Nine at the beginning means: Darkening of the light during flight. He lowers his wings. The superior man does not eat for three days on his wanderings. But he has somewhere to go. The host has occasion to gossip about him.

Changing only this line creates Hexagram 15 - Ch'ien / Modesty. This line had high hopes but has suffered a setback and cannot attain his goals. He nonetheless holds them still. He will suffer some embarrassing disrepute but that is all. Legge's interpretation is "...he does withdraw, opposition follows him but it is implied that he holds on to his own good purpose." So at least this line can maintain its inner values. The outcome predicted by hexagram 15, Modesty, is a good outcome as long as the subject of this line remembers "It is the law of heaven to make fullness empty and to make full what is modest."

Six in the second place means: Darkening of the light injures him in the left thigh. He gives aid with the strength of a horse. Good fortune.

Changing only this line creates Hexagram 11 - T'ai / Peace. Wounded in the line of duty, this line continues to do the right thing by his colleagues and by so doing helps himself as well. Legge describes this line as follows "He finds means to save himself, and maintains his good purpose." The outcome of hexagram 11, Peace, shows that this lines subject will come through the fire and earn good fortune.

Nine in the third place means: Darkening of the light during the hunt in the south. Their great leader is captured. One must not expect perseverance too soon.

Changing only this line creates Hexagram 24 - Fu / Return (The Turning Point). An accidental victory may only be temporary so caution is needed here. Legge see this "The good officer will be successful in his struggle, but let him not be over eager to put all things right at once." The resultant hexagram 24, Return, tells us that this lines outcome is positive. The "...old is discarded and the new is introduced." The victory we seek is achieved and consolidated.

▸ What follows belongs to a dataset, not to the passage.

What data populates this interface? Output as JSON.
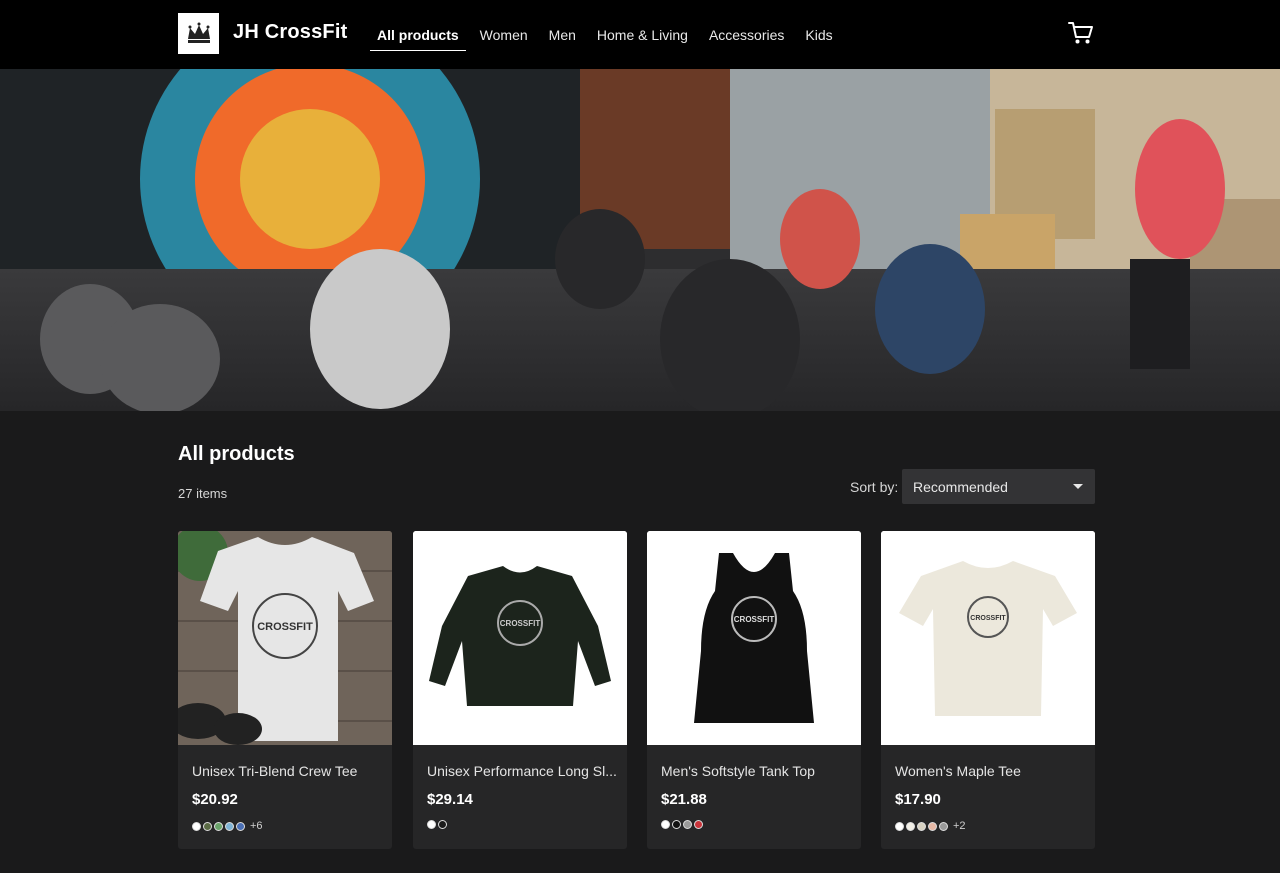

Six in the fourth place means: He penetrates the left side of the belly. One gets at the very heart of the darkening of the light.

Changing only this line creates Hexagram 55 - Feng / Abundance (Fullness. This line gains insight into the real situation he faces and sees he cannot prevail, so he flees. Legge puts it poetically "...quitting the gate and courtyard of the lord of darkness." The outcome for this line is hexagram 55, Abundance. We must remember that there can be abundance of bad as well as good so think carefully just what kind abundance one can expect here.

Six in the fifth place means: Darkening of the light as with Prince Chi. Perseverance furthers.

Changing only this line creates Hexagram 63 - Chi Chi / After Completion. This line is faced with unavoidable danger and can only endure as best it can. Legge merely restates Wilhelm in a more obscure fashion. The outcome for this line is described by hexagram 63, After Completion, showing that we will have to deal with a negative outcome to our plans "At the beginning good fortune. At the end disorder."

Six at the top means: Not light but darkness. First he climbed up to heaven, then plunged into the depths of the earth.

Changing only this line creates Hexagram 22 - Pi / Grace. There is a terrible warning here for those who seek to rule at all costs. The fall from power can be total and complete. Legge again has a poetic turn "Instead of becoming as the sun, enlightening all from the height of the sky, he is as the sun hidden below the earth." The resultant hexagram 22, Grace, suggests that only small trivial successes can be expected now.

See the James Legge - I Ching Hexagram 36 - Ming I / Darkening of the light translation of this hexagram.